*TASK TO COMPLETE*: Every entry below is to be copied exactly as written.

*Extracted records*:
★ ★ ★ ★ ★ ★ ★

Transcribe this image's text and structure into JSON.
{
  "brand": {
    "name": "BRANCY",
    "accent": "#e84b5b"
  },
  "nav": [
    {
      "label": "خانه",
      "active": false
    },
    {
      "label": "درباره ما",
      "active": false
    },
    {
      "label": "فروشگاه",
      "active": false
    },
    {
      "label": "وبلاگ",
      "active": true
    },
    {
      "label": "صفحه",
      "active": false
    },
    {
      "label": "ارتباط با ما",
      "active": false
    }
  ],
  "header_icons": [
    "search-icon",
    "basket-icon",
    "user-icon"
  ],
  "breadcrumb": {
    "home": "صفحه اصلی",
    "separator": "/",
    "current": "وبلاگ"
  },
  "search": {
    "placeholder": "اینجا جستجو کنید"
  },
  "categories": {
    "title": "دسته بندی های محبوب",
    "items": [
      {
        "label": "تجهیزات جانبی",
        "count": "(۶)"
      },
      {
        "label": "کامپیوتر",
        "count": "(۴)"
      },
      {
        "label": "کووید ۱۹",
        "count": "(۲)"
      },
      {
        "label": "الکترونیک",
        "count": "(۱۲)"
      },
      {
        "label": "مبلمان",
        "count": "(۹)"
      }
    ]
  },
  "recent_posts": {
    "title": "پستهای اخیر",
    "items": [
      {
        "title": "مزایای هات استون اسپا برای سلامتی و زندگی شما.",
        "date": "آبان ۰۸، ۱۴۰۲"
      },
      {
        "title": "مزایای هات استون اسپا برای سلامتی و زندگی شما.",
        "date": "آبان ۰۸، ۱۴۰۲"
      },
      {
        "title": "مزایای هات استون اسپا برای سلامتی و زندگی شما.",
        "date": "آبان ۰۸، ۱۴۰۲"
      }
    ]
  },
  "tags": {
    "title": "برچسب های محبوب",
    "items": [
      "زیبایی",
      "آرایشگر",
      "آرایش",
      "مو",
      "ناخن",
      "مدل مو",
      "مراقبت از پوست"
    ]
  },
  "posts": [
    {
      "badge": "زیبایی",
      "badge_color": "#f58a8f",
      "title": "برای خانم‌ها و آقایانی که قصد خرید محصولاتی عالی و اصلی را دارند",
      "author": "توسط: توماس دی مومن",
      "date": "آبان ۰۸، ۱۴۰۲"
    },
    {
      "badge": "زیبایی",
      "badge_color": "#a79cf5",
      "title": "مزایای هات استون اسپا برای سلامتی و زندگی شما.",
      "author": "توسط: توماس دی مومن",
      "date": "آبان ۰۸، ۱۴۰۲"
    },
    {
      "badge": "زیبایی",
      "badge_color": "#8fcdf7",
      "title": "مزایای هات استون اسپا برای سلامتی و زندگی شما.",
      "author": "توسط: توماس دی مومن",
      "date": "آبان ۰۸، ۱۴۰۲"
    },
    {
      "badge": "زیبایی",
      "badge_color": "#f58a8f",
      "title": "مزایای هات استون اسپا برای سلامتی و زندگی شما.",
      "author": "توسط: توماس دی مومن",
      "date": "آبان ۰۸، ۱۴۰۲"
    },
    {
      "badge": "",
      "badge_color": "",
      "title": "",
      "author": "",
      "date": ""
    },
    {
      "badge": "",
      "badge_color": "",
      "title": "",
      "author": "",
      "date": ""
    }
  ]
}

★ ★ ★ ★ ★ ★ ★

*PROBLEM SOLUTION*:
Transcribe this image's text and structure into JSON.
{
  "brand": {
    "name": "BRANCY",
    "accent": "#e84b5b"
  },
  "nav": [
    {
      "label": "خانه",
      "active": false
    },
    {
      "label": "درباره ما",
      "active": false
    },
    {
      "label": "فروشگاه",
      "active": false
    },
    {
      "label": "وبلاگ",
      "active": true
    },
    {
      "label": "صفحه",
      "active": false
    },
    {
      "label": "ارتباط با ما",
      "active": false
    }
  ],
  "header_icons": [
    "search-icon",
    "basket-icon",
    "user-icon"
  ],
  "breadcrumb": {
    "home": "صفحه اصلی",
    "separator": "/",
    "current": "وبلاگ"
  },
  "search": {
    "placeholder": "اینجا جستجو کنید"
  },
  "categories": {
    "title": "دسته بندی های محبوب",
    "items": [
      {
        "label": "تجهیزات جانبی",
        "count": "(۶)"
      },
      {
        "label": "کامپیوتر",
        "count": "(۴)"
      },
      {
        "label": "کووید ۱۹",
        "count": "(۲)"
      },
      {
        "label": "الکترونیک",
        "count": "(۱۲)"
      },
      {
        "label": "مبلمان",
        "count": "(۹)"
      }
    ]
  },
  "recent_posts": {
    "title": "پستهای اخیر",
    "items": [
      {
        "title": "مزایای هات استون اسپا برای سلامتی و زندگی شما.",
        "date": "آبان ۰۸، ۱۴۰۲"
      },
      {
        "title": "مزایای هات استون اسپا برای سلامتی و زندگی شما.",
        "date": "آبان ۰۸، ۱۴۰۲"
      },
      {
        "title": "مزایای هات استون اسپا برای سلامتی و زندگی شما.",
        "date": "آبان ۰۸، ۱۴۰۲"
      }
    ]
  },
  "tags": {
    "title": "برچسب های محبوب",
    "items": [
      "زیبایی",
      "آرایشگر",
      "آرایش",
      "مو",
      "ناخن",
      "مدل مو",
      "مراقبت از پوست"
    ]
  },
  "posts": [
    {
      "badge": "زیبایی",
      "badge_color": "#f58a8f",
      "title": "برای خانم‌ها و آقایانی که قصد خرید محصولاتی عالی و اصلی را دارند",
      "author": "توسط: توماس دی مومن",
      "date": "آبان ۰۸، ۱۴۰۲"
    },
    {
      "badge": "زیبایی",
      "badge_color": "#a79cf5",
      "title": "مزایای هات استون اسپا برای سلامتی و زندگی شما.",
      "author": "توسط: توماس دی مومن",
      "date": "آبان ۰۸، ۱۴۰۲"
    },
    {
      "badge": "زیبایی",
      "badge_color": "#8fcdf7",
      "title": "مزایای هات استون اسپا برای سلامتی و زندگی شما.",
      "author": "توسط: توماس دی مومن",
      "date": "آبان ۰۸، ۱۴۰۲"
    },
    {
      "badge": "زیبایی",
      "badge_color": "#f58a8f",
      "title": "مزایای هات استون اسپا برای سلامتی و زندگی شما.",
      "author": "توسط: توماس دی مومن",
      "date": "آبان ۰۸، ۱۴۰۲"
    },
    {
      "badge": "",
      "badge_color": "",
      "title": "",
      "author": "",
      "date": ""
    },
    {
      "badge": "",
      "badge_color": "",
      "title": "",
      "author": "",
      "date": ""
    }
  ]
}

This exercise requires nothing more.